2015 Executive Board Election Candidate for Four-year College Representative
Associate Professor, Department of Physics, Faculty of Science, Ryerson University, Toronto, Ontario, Canada, M5B2K3
Bachelor with distinction, Engineering Physics, Moscow Institute of Physics and Technology, 1985
Institute for Materials Science, Academy of Sciences of Ukraine, Member of Research Staff, 1990-1997
Provost's Innovative Teaching Award, Ryerson University, 2010;
Canadian Association of Physicists (CAP)
Ontario Section, AAPT, Member at Large 2007-2009
I joined AAPT in 2006 following the advice of two long-term AAPT members and became a regular meeting attendee. Joining AAPT turned out to be one by far the most influential milestones in my subsequent professional development as a physics educator. I share the values of this great organization and believe in its mandate. I found great mentors and role models in Priscilla Laws, David Sokolloff, Joe Redish, Lillian McDermott and many others.
Grateful for all the help I received, I always wanted to give back to the organization. I got this opportunity by serving a term at the Committee on International Physics Education a few years ago, but I believe that I can contribute much more yet. During the times of today's financial constraints, Physics departments in four-year institutions are under great pressure from public, government and business to deliver first-class physics education and to justify the expenses that the students and their families incur. Physics, being an experimental science requiring relatively large material investments and being a particularly challenging subject for many, is often under an attack when the financial resources are scarce. I can see a three-fold challenges facing physics education at four-year colleges. One is the need for continuous improvement of the quality of physics teaching and student experiences for all students: physics majors, as well as for the students taking physics courses for other programs. The second equally important challenge is making the physics programs (both existing and new) truly innovative and respond to socio-economic needs of today's world. Finally, in order to be successful, the programs need to have a healthy enrollment, so they need to attract a healthy and viable student body.

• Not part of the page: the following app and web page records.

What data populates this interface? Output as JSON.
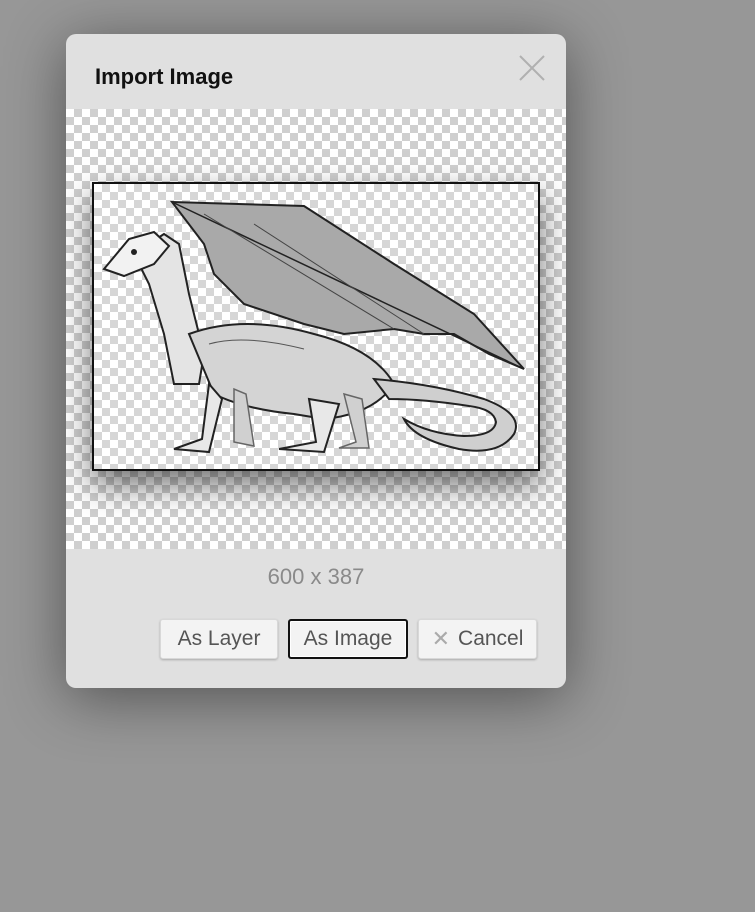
{
  "dialog": {
    "title": "Import Image",
    "close_icon": "close-icon",
    "dimensions": "600 x 387",
    "buttons": {
      "as_layer": "As Layer",
      "as_image": "As Image",
      "cancel": "Cancel",
      "cancel_icon": "x-icon"
    }
  },
  "colors": {
    "backdrop": "#979797",
    "dialog_bg": "#e0e0e0",
    "focus_border": "#111111"
  }
}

As a Member-at-Large (Four-Year College) representative, I hope to bring to AAPT my own experience of developing and running a highly successful and innovative undergraduate program in Medical Physics at Ryerson University. In addition, as a recent Teaching Chair for the Faculty of Sciences in my University, I hope to share my expertise in peer professional development and my institution's approach to improvement of science/physics teaching. Finally, I believe that my past experience as a Chair of the Division of Physics Education of the Canadian Association of Physicist (a national-level professional organization in Canada) provided me with the insight of what can be done for reaching the above goals. If elected, I also believe that an important part of my job would be to listen to the needs expressed by the Four Year College membership and solicit their new ideas. As a Member-at-Large (Four-Year College), I would serve as a liaison between AAPT members representing four-year colleges and AAPT board.